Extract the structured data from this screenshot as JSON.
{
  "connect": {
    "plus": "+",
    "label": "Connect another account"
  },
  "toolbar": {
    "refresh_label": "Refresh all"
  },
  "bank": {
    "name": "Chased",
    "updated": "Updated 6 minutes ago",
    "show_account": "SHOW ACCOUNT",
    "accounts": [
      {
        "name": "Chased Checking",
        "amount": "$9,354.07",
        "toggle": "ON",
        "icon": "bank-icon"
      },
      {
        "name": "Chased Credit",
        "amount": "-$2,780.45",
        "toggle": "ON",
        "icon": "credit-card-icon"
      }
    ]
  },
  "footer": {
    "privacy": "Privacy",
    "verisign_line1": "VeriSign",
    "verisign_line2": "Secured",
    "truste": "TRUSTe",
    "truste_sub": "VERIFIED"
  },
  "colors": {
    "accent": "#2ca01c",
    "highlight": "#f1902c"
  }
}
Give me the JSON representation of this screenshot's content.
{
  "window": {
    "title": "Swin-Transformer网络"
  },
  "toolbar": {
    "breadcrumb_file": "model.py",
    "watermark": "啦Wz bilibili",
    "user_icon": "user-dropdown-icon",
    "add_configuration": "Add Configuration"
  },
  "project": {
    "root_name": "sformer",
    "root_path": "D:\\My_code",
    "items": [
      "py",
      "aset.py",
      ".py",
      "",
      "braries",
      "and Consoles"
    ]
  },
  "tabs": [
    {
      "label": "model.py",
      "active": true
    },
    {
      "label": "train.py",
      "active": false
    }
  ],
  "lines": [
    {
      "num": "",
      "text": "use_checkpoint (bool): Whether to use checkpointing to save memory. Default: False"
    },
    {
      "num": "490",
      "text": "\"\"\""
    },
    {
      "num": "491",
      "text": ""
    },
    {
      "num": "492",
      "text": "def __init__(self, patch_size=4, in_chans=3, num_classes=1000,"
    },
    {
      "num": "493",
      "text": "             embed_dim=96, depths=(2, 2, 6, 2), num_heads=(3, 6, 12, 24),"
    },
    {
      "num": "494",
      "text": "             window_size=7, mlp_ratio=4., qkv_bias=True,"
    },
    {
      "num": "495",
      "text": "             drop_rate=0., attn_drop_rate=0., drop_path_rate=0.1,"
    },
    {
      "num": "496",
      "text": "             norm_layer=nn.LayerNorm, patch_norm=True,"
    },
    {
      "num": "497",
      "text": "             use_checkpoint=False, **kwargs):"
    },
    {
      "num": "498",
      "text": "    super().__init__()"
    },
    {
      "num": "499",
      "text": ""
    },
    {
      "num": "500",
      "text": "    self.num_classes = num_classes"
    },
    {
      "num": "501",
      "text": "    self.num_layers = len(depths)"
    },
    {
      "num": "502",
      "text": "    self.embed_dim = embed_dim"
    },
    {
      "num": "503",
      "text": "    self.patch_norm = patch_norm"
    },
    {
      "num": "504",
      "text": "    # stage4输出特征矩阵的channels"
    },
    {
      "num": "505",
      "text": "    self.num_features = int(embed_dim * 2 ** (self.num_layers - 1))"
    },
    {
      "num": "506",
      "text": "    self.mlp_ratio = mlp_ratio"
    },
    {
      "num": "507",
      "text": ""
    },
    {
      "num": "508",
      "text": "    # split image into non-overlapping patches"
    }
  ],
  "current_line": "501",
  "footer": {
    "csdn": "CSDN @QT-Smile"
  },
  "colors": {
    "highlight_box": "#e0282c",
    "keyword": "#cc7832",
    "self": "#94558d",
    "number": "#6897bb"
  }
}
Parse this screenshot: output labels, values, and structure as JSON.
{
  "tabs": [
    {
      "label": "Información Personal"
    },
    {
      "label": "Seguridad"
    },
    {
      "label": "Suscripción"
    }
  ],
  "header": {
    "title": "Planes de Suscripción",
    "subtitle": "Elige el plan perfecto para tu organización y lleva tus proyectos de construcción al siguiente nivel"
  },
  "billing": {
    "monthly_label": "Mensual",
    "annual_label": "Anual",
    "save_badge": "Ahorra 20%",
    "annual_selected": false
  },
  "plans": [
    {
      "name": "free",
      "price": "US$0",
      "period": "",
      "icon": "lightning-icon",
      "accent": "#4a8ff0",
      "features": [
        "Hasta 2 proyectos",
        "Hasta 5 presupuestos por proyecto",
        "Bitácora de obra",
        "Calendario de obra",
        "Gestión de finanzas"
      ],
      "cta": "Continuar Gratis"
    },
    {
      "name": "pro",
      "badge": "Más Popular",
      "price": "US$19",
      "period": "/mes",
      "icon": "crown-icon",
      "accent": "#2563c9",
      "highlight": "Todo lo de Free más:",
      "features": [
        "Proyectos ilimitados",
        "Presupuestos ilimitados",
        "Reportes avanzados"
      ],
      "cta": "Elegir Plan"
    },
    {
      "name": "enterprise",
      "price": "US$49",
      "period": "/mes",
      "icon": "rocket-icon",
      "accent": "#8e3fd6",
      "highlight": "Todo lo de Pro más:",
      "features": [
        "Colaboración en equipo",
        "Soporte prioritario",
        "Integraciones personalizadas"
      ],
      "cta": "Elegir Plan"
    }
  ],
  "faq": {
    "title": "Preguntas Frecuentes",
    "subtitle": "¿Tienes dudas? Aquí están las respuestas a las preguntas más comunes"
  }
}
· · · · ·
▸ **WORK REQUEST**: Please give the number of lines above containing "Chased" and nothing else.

▸ **OUTPUT OF THE TASK**: 3